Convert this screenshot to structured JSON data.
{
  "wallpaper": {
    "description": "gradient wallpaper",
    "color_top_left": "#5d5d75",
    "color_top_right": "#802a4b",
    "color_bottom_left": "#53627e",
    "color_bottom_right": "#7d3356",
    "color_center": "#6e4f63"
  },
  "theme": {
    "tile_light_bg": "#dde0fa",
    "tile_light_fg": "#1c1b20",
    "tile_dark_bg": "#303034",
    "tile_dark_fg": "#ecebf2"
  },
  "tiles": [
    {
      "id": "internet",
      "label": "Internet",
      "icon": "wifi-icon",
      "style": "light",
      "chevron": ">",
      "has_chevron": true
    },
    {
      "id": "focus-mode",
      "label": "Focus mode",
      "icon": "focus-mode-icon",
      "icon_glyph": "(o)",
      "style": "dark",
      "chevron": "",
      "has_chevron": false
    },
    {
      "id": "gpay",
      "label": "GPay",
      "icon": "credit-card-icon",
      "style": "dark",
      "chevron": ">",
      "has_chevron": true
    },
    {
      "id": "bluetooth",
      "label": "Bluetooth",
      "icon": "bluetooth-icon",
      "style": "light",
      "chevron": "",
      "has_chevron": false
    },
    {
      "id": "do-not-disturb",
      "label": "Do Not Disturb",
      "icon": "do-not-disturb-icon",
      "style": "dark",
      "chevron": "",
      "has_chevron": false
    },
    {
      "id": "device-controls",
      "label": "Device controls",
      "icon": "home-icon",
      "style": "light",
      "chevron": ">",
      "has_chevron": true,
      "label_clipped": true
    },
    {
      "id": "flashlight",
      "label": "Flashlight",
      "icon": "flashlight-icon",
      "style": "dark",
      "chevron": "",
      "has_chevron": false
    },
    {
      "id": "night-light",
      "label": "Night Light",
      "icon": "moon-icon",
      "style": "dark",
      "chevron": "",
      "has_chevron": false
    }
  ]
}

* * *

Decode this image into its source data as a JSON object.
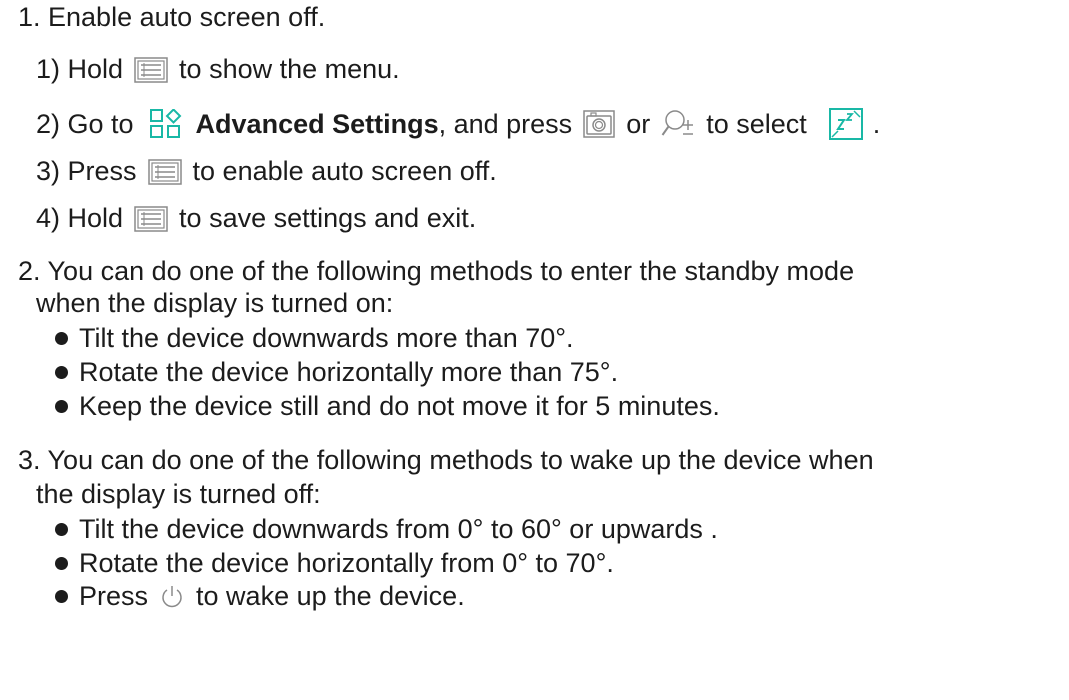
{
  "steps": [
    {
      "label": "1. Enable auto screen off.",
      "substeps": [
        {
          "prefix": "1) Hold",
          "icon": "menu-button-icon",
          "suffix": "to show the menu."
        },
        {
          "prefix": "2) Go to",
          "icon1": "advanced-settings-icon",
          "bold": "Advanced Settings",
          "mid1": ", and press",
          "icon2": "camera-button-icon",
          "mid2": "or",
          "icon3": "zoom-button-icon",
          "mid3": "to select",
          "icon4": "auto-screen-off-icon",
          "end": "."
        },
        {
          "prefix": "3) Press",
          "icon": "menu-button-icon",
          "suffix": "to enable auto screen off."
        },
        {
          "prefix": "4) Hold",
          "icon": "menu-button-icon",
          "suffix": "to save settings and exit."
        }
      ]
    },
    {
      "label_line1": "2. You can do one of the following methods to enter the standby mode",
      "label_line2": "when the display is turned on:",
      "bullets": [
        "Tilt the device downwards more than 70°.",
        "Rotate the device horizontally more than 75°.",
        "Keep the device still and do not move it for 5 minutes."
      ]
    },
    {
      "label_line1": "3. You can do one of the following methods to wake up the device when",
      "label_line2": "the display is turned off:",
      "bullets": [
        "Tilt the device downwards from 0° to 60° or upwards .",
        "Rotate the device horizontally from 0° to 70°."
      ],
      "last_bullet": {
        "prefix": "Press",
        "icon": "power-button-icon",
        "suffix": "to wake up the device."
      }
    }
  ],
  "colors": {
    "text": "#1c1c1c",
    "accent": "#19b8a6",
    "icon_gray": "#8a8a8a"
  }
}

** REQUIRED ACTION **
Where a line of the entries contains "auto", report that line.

** RESPONSE TO THE TASK **
      "label": "1. Enable auto screen off.",
          "icon4": "auto-screen-off-icon",
          "suffix": "to enable auto screen off."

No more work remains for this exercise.